Packaged Facts projects that the drinkable yogurt market will grow another 13% by 2022. New drinkable yogurt products can capitalize off of the nostalgia young adults may have for products such as Danimals, while also appealing to their more grown-up taste buds, nutritional interests and busy schedules.

“There is much room for innovation in breakfast foods,” said David Sprinkle, research director for Packaged Facts. “With the reputation for the most important meal of the day, maximizing the reputation of a product’s nutrition while highlighting its’ convenience, is critical in appealing to demographics across the board.”

Cereal remains the most popular breakfast food, and, perhaps not surprisingly, adults with young children are most likely to purchase cold cereal, as kids have a significant impact on their parents’ buying habits.

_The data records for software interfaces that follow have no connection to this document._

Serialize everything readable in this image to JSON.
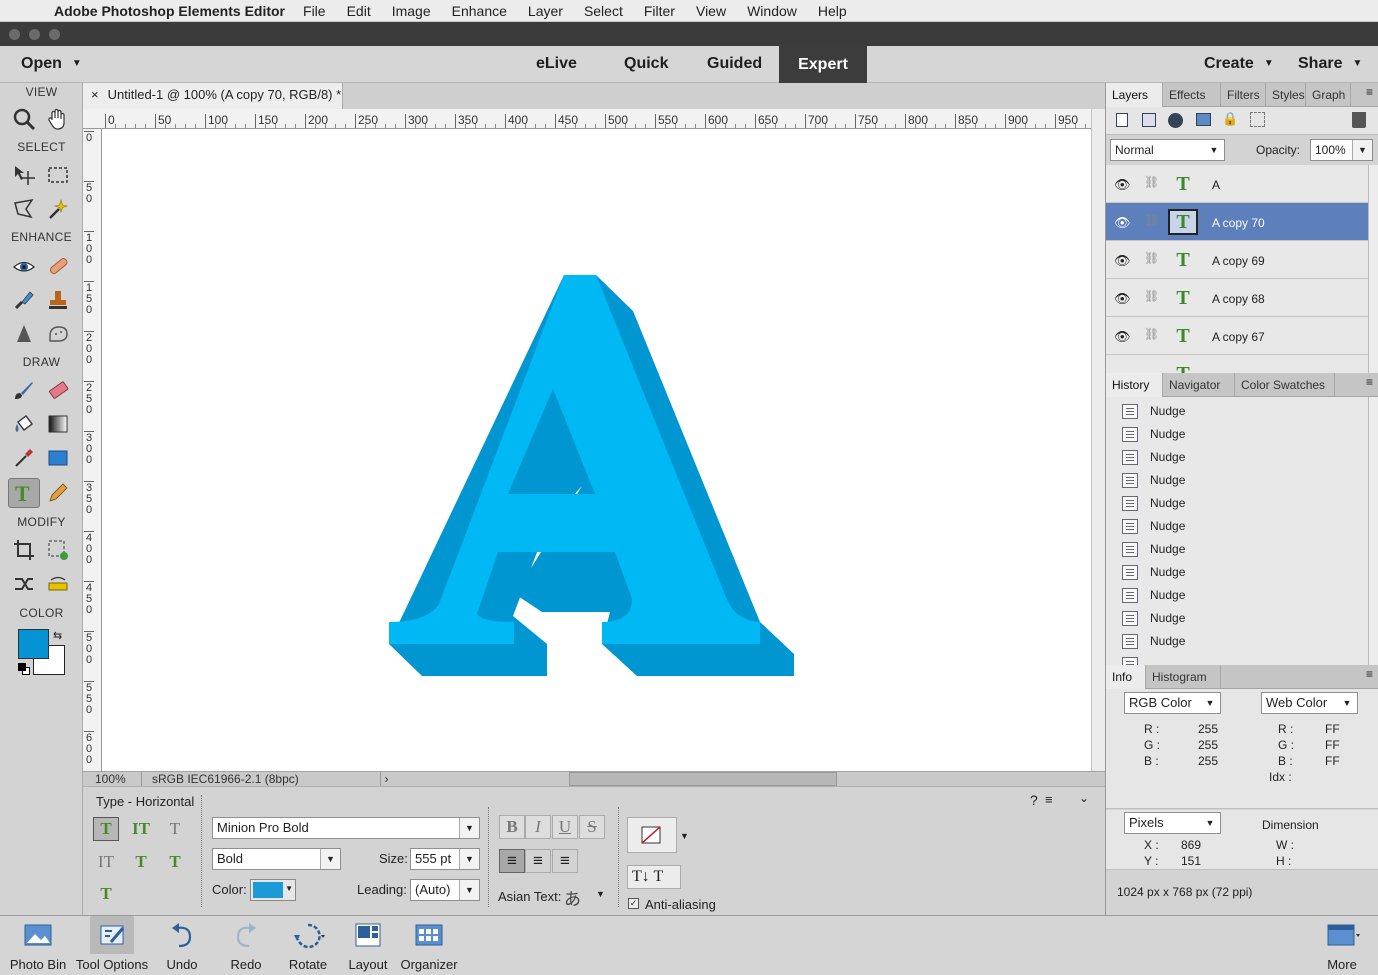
{
  "menubar": {
    "app_name": "Adobe Photoshop Elements Editor",
    "items": [
      "File",
      "Edit",
      "Image",
      "Enhance",
      "Layer",
      "Select",
      "Filter",
      "View",
      "Window",
      "Help"
    ]
  },
  "modebar": {
    "open": "Open",
    "tabs": [
      "eLive",
      "Quick",
      "Guided",
      "Expert"
    ],
    "active_tab": "Expert",
    "create": "Create",
    "share": "Share"
  },
  "toolbox": {
    "sections": [
      "VIEW",
      "SELECT",
      "ENHANCE",
      "DRAW",
      "MODIFY",
      "COLOR"
    ],
    "foreground_color": "#0693d3",
    "background_color": "#ffffff"
  },
  "document": {
    "tab_title": "Untitled-1 @ 100% (A copy 70, RGB/8) *",
    "ruler_top": [
      "0",
      "50",
      "100",
      "150",
      "200",
      "250",
      "300",
      "350",
      "400",
      "450",
      "500",
      "550",
      "600",
      "650",
      "700",
      "750",
      "800",
      "850",
      "900",
      "950"
    ],
    "ruler_left": [
      "0",
      "50",
      "100",
      "150",
      "200",
      "250",
      "300",
      "350",
      "400",
      "450",
      "500",
      "550",
      "600"
    ],
    "zoom": "100%",
    "profile": "sRGB IEC61966-2.1 (8bpc)",
    "letter_front_color": "#00b8f4",
    "letter_side_color": "#0096d2"
  },
  "options": {
    "title": "Type - Horizontal",
    "font_family": "Minion Pro Bold",
    "font_style": "Bold",
    "size_label": "Size:",
    "size_value": "555 pt",
    "color_label": "Color:",
    "color_value": "#1a9ad6",
    "leading_label": "Leading:",
    "leading_value": "(Auto)",
    "asian_text_label": "Asian Text:",
    "antialias_label": "Anti-aliasing",
    "antialias_checked": true
  },
  "layers_panel": {
    "tabs": [
      "Layers",
      "Effects",
      "Filters",
      "Styles",
      "Graph"
    ],
    "blend_mode": "Normal",
    "opacity_label": "Opacity:",
    "opacity_value": "100%",
    "layers": [
      {
        "name": "A",
        "selected": false
      },
      {
        "name": "A copy 70",
        "selected": true
      },
      {
        "name": "A copy 69",
        "selected": false
      },
      {
        "name": "A copy 68",
        "selected": false
      },
      {
        "name": "A copy 67",
        "selected": false
      }
    ]
  },
  "history_panel": {
    "tabs": [
      "History",
      "Navigator",
      "Color Swatches"
    ],
    "items": [
      "Nudge",
      "Nudge",
      "Nudge",
      "Nudge",
      "Nudge",
      "Nudge",
      "Nudge",
      "Nudge",
      "Nudge",
      "Nudge",
      "Nudge"
    ]
  },
  "info_panel": {
    "tabs": [
      "Info",
      "Histogram"
    ],
    "mode_left": "RGB Color",
    "mode_right": "Web Color",
    "rgb_labels": [
      "R :",
      "G :",
      "B :"
    ],
    "rgb_values": [
      "255",
      "255",
      "255"
    ],
    "web_labels": [
      "R :",
      "G :",
      "B :",
      "Idx :"
    ],
    "web_values": [
      "FF",
      "FF",
      "FF",
      ""
    ],
    "units": "Pixels",
    "dimension_label": "Dimension",
    "xy_labels": [
      "X :",
      "Y :"
    ],
    "xy_values": [
      "869",
      "151"
    ],
    "wh_labels": [
      "W :",
      "H :"
    ],
    "doc_size": "1024 px x 768 px (72 ppi)"
  },
  "bottombar": {
    "photo_bin": "Photo Bin",
    "tool_options": "Tool Options",
    "undo": "Undo",
    "redo": "Redo",
    "rotate": "Rotate",
    "layout": "Layout",
    "organizer": "Organizer",
    "more": "More"
  }
}
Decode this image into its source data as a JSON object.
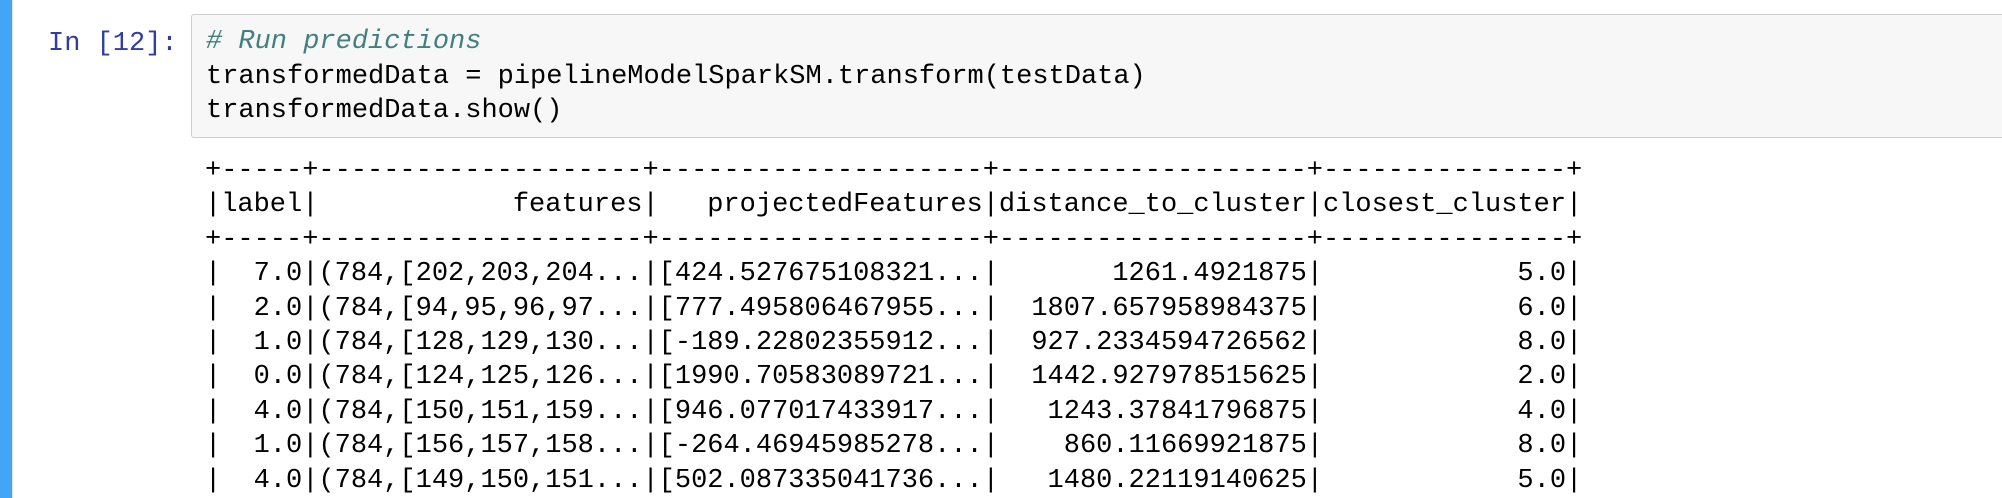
{
  "cell": {
    "prompt": "In [12]:",
    "code_lines": [
      {
        "text": "# Run predictions",
        "kind": "comment"
      },
      {
        "text": "transformedData = pipelineModelSparkSM.transform(testData)",
        "kind": "code"
      },
      {
        "text": "transformedData.show()",
        "kind": "code"
      }
    ]
  },
  "output": {
    "lines": [
      "+-----+--------------------+--------------------+-------------------+---------------+",
      "|label|            features|   projectedFeatures|distance_to_cluster|closest_cluster|",
      "+-----+--------------------+--------------------+-------------------+---------------+",
      "|  7.0|(784,[202,203,204...|[424.527675108321...|       1261.4921875|            5.0|",
      "|  2.0|(784,[94,95,96,97...|[777.495806467955...|  1807.657958984375|            6.0|",
      "|  1.0|(784,[128,129,130...|[-189.22802355912...|  927.2334594726562|            8.0|",
      "|  0.0|(784,[124,125,126...|[1990.70583089721...|  1442.927978515625|            2.0|",
      "|  4.0|(784,[150,151,159...|[946.077017433917...|   1243.37841796875|            4.0|",
      "|  1.0|(784,[156,157,158...|[-264.46945985278...|    860.11669921875|            8.0|",
      "|  4.0|(784,[149,150,151...|[502.087335041736...|   1480.22119140625|            5.0|"
    ]
  }
}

Older generations are most likely to purchase hot cereal. But marketers have an opportunity to bridge the hot and cold cereal generation gap, as demonstrated by the explosion in popularity of overnight oats. Overnight oats combine the positive nutritional reputation of hot cereal with the convenience and familiarity of cold cereal, and have gained appeal across all generational demographics due to blogging, advertising campaigns and Instagram posts promoting the product.